### Material provided
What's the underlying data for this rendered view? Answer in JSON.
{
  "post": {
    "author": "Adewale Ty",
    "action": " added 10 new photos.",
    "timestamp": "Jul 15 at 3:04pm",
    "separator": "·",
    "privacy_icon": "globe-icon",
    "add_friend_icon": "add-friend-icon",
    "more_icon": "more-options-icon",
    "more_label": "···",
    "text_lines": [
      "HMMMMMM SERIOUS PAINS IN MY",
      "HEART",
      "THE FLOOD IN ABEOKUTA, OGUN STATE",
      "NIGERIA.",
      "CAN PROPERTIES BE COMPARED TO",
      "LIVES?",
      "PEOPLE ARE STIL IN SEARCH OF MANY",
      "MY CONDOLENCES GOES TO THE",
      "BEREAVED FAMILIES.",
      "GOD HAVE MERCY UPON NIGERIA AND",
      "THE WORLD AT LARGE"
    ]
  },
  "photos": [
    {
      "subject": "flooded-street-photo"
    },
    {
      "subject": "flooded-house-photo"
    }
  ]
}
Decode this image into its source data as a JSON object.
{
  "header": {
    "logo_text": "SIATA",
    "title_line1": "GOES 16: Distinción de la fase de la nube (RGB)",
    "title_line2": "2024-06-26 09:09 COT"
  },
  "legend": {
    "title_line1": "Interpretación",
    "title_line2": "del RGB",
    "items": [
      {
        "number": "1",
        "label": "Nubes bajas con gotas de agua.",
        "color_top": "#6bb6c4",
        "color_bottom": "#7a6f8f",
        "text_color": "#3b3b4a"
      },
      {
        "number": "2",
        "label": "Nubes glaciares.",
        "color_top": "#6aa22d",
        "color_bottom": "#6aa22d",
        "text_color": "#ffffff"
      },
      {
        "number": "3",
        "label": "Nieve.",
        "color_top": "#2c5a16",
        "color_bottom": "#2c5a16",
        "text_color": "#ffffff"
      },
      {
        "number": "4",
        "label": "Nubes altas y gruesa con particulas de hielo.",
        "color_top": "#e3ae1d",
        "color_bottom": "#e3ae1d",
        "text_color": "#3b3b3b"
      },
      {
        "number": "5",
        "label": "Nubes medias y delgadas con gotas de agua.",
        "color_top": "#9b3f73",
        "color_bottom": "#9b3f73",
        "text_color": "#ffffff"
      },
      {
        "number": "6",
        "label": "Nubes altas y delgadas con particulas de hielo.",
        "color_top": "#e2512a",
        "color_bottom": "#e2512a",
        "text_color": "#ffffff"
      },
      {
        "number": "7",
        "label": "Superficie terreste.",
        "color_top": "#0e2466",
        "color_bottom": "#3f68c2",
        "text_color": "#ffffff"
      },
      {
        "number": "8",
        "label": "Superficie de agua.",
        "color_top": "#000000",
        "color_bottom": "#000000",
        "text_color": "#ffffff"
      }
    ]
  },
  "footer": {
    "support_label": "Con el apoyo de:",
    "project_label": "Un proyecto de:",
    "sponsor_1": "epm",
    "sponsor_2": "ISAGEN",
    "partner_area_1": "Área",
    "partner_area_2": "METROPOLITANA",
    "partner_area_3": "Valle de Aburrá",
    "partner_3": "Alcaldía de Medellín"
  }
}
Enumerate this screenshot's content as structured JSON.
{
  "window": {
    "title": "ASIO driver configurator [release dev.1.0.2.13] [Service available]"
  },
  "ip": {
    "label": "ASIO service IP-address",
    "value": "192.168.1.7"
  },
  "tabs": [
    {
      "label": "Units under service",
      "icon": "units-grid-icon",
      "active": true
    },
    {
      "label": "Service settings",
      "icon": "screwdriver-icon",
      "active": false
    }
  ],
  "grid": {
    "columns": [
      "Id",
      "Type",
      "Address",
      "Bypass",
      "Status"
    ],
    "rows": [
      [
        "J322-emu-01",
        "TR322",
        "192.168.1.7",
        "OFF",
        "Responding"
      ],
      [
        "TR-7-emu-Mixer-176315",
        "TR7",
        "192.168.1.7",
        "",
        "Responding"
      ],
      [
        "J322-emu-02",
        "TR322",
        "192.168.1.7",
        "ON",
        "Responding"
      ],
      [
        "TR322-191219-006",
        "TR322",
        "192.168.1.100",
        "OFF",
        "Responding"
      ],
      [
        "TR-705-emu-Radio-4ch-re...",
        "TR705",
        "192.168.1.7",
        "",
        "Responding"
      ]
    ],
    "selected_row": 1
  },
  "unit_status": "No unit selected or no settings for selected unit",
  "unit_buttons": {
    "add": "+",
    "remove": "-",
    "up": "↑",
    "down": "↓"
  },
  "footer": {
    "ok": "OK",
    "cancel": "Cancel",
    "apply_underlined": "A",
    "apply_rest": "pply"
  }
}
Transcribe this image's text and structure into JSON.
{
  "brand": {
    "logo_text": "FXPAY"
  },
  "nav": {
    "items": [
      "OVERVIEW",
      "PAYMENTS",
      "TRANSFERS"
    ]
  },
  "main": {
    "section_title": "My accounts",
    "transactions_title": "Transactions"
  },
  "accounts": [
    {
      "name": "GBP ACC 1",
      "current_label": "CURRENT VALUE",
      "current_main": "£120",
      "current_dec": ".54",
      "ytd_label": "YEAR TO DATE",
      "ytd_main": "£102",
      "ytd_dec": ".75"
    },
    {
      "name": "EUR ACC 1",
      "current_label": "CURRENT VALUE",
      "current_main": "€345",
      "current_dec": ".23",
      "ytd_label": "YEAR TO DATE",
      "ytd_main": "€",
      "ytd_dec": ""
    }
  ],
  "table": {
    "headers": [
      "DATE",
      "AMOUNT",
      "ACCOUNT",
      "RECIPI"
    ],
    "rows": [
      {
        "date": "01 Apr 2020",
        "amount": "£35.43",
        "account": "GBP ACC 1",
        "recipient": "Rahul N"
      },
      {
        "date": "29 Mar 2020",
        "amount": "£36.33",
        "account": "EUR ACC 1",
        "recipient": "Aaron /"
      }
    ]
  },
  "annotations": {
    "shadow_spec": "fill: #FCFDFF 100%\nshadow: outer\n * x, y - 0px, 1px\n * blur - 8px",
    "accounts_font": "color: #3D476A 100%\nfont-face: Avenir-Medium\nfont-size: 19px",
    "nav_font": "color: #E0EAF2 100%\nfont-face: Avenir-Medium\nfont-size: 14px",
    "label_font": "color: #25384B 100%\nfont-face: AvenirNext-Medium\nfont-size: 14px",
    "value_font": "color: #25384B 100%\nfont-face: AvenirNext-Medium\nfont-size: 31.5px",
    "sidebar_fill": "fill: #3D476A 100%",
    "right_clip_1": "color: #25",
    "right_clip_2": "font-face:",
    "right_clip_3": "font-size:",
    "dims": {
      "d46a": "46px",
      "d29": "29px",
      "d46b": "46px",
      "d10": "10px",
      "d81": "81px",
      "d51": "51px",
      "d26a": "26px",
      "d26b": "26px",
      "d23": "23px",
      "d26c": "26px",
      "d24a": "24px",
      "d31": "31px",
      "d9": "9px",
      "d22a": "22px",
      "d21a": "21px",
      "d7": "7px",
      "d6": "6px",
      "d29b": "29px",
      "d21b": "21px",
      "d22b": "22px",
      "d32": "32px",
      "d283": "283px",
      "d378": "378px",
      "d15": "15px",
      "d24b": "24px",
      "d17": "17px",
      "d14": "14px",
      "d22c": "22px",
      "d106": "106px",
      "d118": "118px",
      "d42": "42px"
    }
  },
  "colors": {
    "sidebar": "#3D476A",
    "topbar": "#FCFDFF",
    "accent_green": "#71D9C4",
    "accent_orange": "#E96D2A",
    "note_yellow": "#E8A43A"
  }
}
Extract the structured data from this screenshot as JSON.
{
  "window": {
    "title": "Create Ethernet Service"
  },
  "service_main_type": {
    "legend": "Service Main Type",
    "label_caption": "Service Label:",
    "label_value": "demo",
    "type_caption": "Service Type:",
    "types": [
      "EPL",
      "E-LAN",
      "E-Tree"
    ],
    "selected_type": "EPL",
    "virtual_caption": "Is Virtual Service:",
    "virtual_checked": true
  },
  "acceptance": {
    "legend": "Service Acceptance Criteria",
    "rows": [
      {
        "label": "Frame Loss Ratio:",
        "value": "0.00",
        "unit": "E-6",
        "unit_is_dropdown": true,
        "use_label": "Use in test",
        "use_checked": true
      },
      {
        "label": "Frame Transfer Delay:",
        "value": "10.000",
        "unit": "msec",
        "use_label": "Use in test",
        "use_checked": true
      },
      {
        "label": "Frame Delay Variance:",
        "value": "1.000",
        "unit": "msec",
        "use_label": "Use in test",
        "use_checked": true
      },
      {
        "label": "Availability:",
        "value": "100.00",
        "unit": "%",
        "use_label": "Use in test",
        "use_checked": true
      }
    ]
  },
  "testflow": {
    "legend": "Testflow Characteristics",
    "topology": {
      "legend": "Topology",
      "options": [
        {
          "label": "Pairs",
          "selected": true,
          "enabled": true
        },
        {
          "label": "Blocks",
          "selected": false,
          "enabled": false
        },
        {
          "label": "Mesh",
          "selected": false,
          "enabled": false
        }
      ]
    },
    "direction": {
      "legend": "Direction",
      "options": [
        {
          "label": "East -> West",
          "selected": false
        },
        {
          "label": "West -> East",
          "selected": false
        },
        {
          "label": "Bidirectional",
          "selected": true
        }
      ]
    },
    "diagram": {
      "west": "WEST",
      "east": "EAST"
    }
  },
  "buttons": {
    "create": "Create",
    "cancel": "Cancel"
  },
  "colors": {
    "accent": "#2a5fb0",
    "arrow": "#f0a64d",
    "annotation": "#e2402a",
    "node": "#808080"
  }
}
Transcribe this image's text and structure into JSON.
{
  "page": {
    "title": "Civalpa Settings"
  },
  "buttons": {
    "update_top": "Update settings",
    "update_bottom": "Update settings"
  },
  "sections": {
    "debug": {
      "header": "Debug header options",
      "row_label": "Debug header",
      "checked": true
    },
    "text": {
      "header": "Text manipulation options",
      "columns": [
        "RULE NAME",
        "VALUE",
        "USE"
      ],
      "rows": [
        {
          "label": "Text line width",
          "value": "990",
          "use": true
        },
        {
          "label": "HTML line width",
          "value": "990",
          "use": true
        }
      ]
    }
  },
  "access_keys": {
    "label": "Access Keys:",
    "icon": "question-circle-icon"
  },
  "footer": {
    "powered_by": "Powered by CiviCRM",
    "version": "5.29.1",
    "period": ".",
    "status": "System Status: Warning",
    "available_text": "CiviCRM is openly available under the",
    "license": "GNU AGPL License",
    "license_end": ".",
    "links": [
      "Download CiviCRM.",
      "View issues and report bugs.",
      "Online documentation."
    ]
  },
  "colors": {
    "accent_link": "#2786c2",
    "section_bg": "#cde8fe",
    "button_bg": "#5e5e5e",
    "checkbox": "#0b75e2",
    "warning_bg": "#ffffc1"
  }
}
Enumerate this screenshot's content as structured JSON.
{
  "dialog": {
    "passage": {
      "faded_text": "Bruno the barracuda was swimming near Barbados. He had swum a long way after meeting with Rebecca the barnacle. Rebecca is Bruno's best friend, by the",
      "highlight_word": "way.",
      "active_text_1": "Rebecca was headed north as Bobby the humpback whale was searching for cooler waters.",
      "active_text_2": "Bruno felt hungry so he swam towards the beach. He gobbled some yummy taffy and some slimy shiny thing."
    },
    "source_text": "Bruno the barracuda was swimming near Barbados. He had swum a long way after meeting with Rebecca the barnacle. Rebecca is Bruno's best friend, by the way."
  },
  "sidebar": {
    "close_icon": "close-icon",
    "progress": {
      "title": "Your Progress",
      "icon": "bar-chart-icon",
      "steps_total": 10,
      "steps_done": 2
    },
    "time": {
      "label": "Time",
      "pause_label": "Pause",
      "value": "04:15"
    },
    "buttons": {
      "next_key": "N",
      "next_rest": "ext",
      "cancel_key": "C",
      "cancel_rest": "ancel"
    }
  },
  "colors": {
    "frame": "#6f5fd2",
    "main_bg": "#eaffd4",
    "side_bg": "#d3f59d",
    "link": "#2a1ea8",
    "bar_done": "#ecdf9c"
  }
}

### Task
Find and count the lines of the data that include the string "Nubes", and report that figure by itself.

### Task answer
5